Problem description: The reply should consist of the full listing, repeated word for word.

Material provided:
Start of Block

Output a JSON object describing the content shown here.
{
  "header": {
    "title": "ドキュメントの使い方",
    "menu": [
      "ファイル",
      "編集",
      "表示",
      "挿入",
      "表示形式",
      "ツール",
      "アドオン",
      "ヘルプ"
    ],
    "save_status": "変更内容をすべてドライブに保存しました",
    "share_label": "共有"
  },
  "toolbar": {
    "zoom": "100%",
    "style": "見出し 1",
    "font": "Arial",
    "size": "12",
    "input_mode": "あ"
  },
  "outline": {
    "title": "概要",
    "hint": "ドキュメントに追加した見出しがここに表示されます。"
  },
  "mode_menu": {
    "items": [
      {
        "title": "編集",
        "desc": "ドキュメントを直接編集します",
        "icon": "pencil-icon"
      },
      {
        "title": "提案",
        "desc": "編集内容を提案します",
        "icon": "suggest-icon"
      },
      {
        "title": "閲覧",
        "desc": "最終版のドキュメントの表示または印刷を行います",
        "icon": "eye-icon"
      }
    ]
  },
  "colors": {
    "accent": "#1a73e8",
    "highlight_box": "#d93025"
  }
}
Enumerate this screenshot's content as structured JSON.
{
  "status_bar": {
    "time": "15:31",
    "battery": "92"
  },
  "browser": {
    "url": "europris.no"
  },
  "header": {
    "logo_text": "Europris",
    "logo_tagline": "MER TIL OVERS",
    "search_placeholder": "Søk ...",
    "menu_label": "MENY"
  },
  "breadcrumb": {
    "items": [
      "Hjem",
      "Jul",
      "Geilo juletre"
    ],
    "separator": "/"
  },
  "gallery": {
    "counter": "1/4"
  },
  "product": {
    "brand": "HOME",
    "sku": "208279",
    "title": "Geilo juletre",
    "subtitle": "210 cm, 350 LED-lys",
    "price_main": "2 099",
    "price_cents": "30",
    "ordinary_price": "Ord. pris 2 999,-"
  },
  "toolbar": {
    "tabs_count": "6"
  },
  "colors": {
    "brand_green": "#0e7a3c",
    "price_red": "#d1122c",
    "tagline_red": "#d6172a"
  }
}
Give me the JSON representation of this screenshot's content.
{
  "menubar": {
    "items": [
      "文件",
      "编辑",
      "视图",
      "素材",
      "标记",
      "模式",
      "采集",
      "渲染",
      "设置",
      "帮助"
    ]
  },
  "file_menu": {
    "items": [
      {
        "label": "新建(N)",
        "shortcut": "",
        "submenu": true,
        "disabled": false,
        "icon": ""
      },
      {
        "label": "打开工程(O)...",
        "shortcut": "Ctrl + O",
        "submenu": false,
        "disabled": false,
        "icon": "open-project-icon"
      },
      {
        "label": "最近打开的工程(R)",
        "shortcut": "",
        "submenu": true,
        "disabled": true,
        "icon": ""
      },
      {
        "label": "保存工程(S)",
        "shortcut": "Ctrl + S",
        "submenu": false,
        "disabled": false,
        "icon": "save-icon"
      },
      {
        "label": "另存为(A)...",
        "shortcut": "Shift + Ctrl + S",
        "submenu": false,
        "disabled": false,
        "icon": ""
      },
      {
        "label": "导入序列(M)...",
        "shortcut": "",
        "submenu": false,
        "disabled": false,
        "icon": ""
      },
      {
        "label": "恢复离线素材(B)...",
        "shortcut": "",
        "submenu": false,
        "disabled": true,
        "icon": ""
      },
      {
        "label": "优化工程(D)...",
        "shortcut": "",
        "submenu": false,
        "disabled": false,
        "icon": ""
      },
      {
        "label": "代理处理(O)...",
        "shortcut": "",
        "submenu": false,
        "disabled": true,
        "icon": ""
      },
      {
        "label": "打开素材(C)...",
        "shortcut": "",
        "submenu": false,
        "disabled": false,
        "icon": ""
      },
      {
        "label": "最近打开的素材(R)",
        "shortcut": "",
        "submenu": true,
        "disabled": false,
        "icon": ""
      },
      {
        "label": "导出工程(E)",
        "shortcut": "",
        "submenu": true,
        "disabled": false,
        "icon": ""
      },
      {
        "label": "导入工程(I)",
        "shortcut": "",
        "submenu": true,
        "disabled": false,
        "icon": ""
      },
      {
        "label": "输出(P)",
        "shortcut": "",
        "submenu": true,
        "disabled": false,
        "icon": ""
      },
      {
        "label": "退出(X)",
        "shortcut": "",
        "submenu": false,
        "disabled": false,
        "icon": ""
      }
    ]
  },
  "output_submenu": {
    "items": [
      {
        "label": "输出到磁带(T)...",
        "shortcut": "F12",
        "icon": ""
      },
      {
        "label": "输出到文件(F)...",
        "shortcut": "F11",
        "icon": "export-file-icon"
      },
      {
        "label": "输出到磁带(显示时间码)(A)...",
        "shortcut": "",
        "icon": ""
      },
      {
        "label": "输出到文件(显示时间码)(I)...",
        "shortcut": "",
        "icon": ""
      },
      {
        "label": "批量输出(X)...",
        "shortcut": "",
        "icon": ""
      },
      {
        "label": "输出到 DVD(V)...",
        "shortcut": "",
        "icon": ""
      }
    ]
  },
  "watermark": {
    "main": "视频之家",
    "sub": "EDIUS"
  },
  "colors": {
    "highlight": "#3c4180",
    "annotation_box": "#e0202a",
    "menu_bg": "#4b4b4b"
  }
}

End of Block

Answer section:
Output a JSON object describing the content shown here.
{
  "header": {
    "title": "ドキュメントの使い方",
    "menu": [
      "ファイル",
      "編集",
      "表示",
      "挿入",
      "表示形式",
      "ツール",
      "アドオン",
      "ヘルプ"
    ],
    "save_status": "変更内容をすべてドライブに保存しました",
    "share_label": "共有"
  },
  "toolbar": {
    "zoom": "100%",
    "style": "見出し 1",
    "font": "Arial",
    "size": "12",
    "input_mode": "あ"
  },
  "outline": {
    "title": "概要",
    "hint": "ドキュメントに追加した見出しがここに表示されます。"
  },
  "mode_menu": {
    "items": [
      {
        "title": "編集",
        "desc": "ドキュメントを直接編集します",
        "icon": "pencil-icon"
      },
      {
        "title": "提案",
        "desc": "編集内容を提案します",
        "icon": "suggest-icon"
      },
      {
        "title": "閲覧",
        "desc": "最終版のドキュメントの表示または印刷を行います",
        "icon": "eye-icon"
      }
    ]
  },
  "colors": {
    "accent": "#1a73e8",
    "highlight_box": "#d93025"
  }
}
Enumerate this screenshot's content as structured JSON.
{
  "status_bar": {
    "time": "15:31",
    "battery": "92"
  },
  "browser": {
    "url": "europris.no"
  },
  "header": {
    "logo_text": "Europris",
    "logo_tagline": "MER TIL OVERS",
    "search_placeholder": "Søk ...",
    "menu_label": "MENY"
  },
  "breadcrumb": {
    "items": [
      "Hjem",
      "Jul",
      "Geilo juletre"
    ],
    "separator": "/"
  },
  "gallery": {
    "counter": "1/4"
  },
  "product": {
    "brand": "HOME",
    "sku": "208279",
    "title": "Geilo juletre",
    "subtitle": "210 cm, 350 LED-lys",
    "price_main": "2 099",
    "price_cents": "30",
    "ordinary_price": "Ord. pris 2 999,-"
  },
  "toolbar": {
    "tabs_count": "6"
  },
  "colors": {
    "brand_green": "#0e7a3c",
    "price_red": "#d1122c",
    "tagline_red": "#d6172a"
  }
}
Give me the JSON representation of this screenshot's content.
{
  "menubar": {
    "items": [
      "文件",
      "编辑",
      "视图",
      "素材",
      "标记",
      "模式",
      "采集",
      "渲染",
      "设置",
      "帮助"
    ]
  },
  "file_menu": {
    "items": [
      {
        "label": "新建(N)",
        "shortcut": "",
        "submenu": true,
        "disabled": false,
        "icon": ""
      },
      {
        "label": "打开工程(O)...",
        "shortcut": "Ctrl + O",
        "submenu": false,
        "disabled": false,
        "icon": "open-project-icon"
      },
      {
        "label": "最近打开的工程(R)",
        "shortcut": "",
        "submenu": true,
        "disabled": true,
        "icon": ""
      },
      {
        "label": "保存工程(S)",
        "shortcut": "Ctrl + S",
        "submenu": false,
        "disabled": false,
        "icon": "save-icon"
      },
      {
        "label": "另存为(A)...",
        "shortcut": "Shift + Ctrl + S",
        "submenu": false,
        "disabled": false,
        "icon": ""
      },
      {
        "label": "导入序列(M)...",
        "shortcut": "",
        "submenu": false,
        "disabled": false,
        "icon": ""
      },
      {
        "label": "恢复离线素材(B)...",
        "shortcut": "",
        "submenu": false,
        "disabled": true,
        "icon": ""
      },
      {
        "label": "优化工程(D)...",
        "shortcut": "",
        "submenu": false,
        "disabled": false,
        "icon": ""
      },
      {
        "label": "代理处理(O)...",
        "shortcut": "",
        "submenu": false,
        "disabled": true,
        "icon": ""
      },
      {
        "label": "打开素材(C)...",
        "shortcut": "",
        "submenu": false,
        "disabled": false,
        "icon": ""
      },
      {
        "label": "最近打开的素材(R)",
        "shortcut": "",
        "submenu": true,
        "disabled": false,
        "icon": ""
      },
      {
        "label": "导出工程(E)",
        "shortcut": "",
        "submenu": true,
        "disabled": false,
        "icon": ""
      },
      {
        "label": "导入工程(I)",
        "shortcut": "",
        "submenu": true,
        "disabled": false,
        "icon": ""
      },
      {
        "label": "输出(P)",
        "shortcut": "",
        "submenu": true,
        "disabled": false,
        "icon": ""
      },
      {
        "label": "退出(X)",
        "shortcut": "",
        "submenu": false,
        "disabled": false,
        "icon": ""
      }
    ]
  },
  "output_submenu": {
    "items": [
      {
        "label": "输出到磁带(T)...",
        "shortcut": "F12",
        "icon": ""
      },
      {
        "label": "输出到文件(F)...",
        "shortcut": "F11",
        "icon": "export-file-icon"
      },
      {
        "label": "输出到磁带(显示时间码)(A)...",
        "shortcut": "",
        "icon": ""
      },
      {
        "label": "输出到文件(显示时间码)(I)...",
        "shortcut": "",
        "icon": ""
      },
      {
        "label": "批量输出(X)...",
        "shortcut": "",
        "icon": ""
      },
      {
        "label": "输出到 DVD(V)...",
        "shortcut": "",
        "icon": ""
      }
    ]
  },
  "watermark": {
    "main": "视频之家",
    "sub": "EDIUS"
  },
  "colors": {
    "highlight": "#3c4180",
    "annotation_box": "#e0202a",
    "menu_bg": "#4b4b4b"
  }
}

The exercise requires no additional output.